- Provide First Aid, CPR and other clinical training certifications that are required by site.
Depending on the requirements of the affiliation agreement between the site and the University, the documentation requested may be coordinated by or at the training site or facilitated by the University using campus-based programs or by an external agency. In all cases, the student is ultimately responsible for assuring the requirements have been satisfied, with documentation submitted in a timely manner per deadlines. Placement in experiential sites will depend on timely completion of prerequisites and student identification of preferences, but may be subject to a lottery system if supply and demand are mismatched. Students may be required to obtain their own transportation and to assume associated costs for their own automobile or public transportation to and from experiential sites.
If a student is unable to satisfy the requirements listed above, the University may be unable to place the student in an experiential education setting. As a result, the student may be unable to complete the graduation requirements outlined by the major and may be unable to obtain licensure. Specific licensure requirements for each state’s board of pharmacy and licensure examination pass rates for graduates can be found at the National Association of Boards of Pharmacy website (www.nabp.net).

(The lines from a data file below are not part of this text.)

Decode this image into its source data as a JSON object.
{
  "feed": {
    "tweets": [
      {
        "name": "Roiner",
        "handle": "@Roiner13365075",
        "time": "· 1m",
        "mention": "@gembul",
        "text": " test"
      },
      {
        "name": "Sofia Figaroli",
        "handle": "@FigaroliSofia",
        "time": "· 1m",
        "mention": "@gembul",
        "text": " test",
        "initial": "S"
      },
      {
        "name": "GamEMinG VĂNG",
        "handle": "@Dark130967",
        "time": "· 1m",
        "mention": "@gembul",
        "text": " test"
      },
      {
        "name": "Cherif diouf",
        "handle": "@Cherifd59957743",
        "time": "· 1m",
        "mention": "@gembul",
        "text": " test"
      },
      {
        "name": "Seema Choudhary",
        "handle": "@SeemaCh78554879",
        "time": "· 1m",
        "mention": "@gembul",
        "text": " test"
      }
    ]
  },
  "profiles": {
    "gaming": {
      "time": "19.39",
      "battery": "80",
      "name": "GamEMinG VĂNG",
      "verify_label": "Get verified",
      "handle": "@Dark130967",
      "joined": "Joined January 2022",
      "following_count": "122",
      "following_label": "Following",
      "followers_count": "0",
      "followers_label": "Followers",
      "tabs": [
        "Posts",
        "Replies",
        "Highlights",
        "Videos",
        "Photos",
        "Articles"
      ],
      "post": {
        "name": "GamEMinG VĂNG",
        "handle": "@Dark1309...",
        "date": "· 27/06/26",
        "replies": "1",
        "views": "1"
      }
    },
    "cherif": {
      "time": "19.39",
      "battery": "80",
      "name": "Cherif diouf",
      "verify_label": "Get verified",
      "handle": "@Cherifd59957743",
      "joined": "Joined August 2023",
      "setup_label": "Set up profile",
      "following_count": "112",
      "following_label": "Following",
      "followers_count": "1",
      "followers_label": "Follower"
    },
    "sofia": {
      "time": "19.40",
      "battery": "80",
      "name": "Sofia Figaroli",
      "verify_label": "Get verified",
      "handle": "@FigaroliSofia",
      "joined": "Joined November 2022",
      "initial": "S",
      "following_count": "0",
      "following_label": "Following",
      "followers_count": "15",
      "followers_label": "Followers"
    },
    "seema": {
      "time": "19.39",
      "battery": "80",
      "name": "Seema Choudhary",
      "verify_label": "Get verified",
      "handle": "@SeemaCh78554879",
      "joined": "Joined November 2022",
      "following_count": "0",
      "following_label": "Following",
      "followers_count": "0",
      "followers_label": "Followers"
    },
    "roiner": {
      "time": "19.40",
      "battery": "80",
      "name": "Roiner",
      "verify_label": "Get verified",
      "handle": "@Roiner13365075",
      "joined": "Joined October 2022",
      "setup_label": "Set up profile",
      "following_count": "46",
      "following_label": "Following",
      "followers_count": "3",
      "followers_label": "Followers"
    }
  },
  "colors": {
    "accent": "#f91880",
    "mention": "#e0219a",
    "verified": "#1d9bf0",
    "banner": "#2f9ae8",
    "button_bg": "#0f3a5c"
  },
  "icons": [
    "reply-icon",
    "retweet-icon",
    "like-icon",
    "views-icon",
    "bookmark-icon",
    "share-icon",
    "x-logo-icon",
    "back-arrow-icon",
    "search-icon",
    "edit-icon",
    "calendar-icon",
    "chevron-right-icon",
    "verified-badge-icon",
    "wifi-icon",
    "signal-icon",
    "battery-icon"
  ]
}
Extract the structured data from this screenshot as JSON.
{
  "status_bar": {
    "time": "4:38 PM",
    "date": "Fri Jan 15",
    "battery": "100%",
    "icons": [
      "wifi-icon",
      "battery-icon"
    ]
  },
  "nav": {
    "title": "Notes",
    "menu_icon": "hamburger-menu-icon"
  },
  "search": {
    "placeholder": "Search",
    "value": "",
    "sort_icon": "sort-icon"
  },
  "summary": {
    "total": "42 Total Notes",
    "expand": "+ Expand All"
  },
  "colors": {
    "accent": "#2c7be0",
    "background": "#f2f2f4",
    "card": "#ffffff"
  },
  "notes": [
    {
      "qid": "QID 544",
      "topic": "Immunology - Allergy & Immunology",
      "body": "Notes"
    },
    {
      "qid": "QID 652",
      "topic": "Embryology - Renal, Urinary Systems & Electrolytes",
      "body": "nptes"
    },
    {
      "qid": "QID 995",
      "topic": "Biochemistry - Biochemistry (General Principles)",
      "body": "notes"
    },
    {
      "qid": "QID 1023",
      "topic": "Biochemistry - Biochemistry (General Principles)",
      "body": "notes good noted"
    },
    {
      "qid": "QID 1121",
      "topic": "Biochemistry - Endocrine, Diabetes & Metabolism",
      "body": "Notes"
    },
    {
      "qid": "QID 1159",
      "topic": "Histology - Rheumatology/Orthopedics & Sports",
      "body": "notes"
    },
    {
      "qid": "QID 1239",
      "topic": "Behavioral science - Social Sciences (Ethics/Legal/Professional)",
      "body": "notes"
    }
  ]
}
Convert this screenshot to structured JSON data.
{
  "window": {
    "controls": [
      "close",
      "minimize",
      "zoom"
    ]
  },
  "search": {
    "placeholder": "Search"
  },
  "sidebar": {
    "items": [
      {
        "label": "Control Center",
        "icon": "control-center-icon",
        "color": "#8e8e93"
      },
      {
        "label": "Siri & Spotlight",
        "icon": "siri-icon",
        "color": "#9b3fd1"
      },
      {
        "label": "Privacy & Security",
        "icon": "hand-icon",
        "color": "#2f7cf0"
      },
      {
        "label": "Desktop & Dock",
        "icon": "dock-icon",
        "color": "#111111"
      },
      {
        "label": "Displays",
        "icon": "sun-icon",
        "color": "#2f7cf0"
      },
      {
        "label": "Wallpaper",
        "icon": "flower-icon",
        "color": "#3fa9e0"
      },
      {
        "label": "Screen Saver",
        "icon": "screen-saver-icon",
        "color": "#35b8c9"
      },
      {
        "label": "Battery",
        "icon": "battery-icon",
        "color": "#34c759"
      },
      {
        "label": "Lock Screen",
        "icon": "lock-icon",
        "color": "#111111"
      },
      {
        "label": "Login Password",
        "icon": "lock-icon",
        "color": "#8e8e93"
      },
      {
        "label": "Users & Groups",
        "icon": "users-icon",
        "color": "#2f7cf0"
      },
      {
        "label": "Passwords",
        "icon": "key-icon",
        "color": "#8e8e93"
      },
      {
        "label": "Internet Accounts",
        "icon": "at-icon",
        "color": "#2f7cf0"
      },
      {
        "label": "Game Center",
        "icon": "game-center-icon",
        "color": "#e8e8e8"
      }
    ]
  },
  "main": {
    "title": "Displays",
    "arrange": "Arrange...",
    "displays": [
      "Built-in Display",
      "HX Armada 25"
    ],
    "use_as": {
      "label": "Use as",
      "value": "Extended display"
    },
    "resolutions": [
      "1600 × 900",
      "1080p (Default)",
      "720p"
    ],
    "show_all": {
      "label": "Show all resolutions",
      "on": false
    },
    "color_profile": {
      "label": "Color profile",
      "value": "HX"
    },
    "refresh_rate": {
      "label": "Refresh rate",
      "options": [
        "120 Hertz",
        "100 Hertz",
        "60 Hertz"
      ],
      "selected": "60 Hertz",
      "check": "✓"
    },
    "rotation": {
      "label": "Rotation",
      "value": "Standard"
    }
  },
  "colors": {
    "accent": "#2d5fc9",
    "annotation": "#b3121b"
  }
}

Doctor of pharmacy students are expected to agree and comply with the conditions of the Pharmacy Practice Professionalism Agreement during pharmacy practice experiential coursework. A student unable to comply with the agreement may be removed from a rotation, may fail a rotation, or may be administratively withdrawn from the doctor of pharmacy program.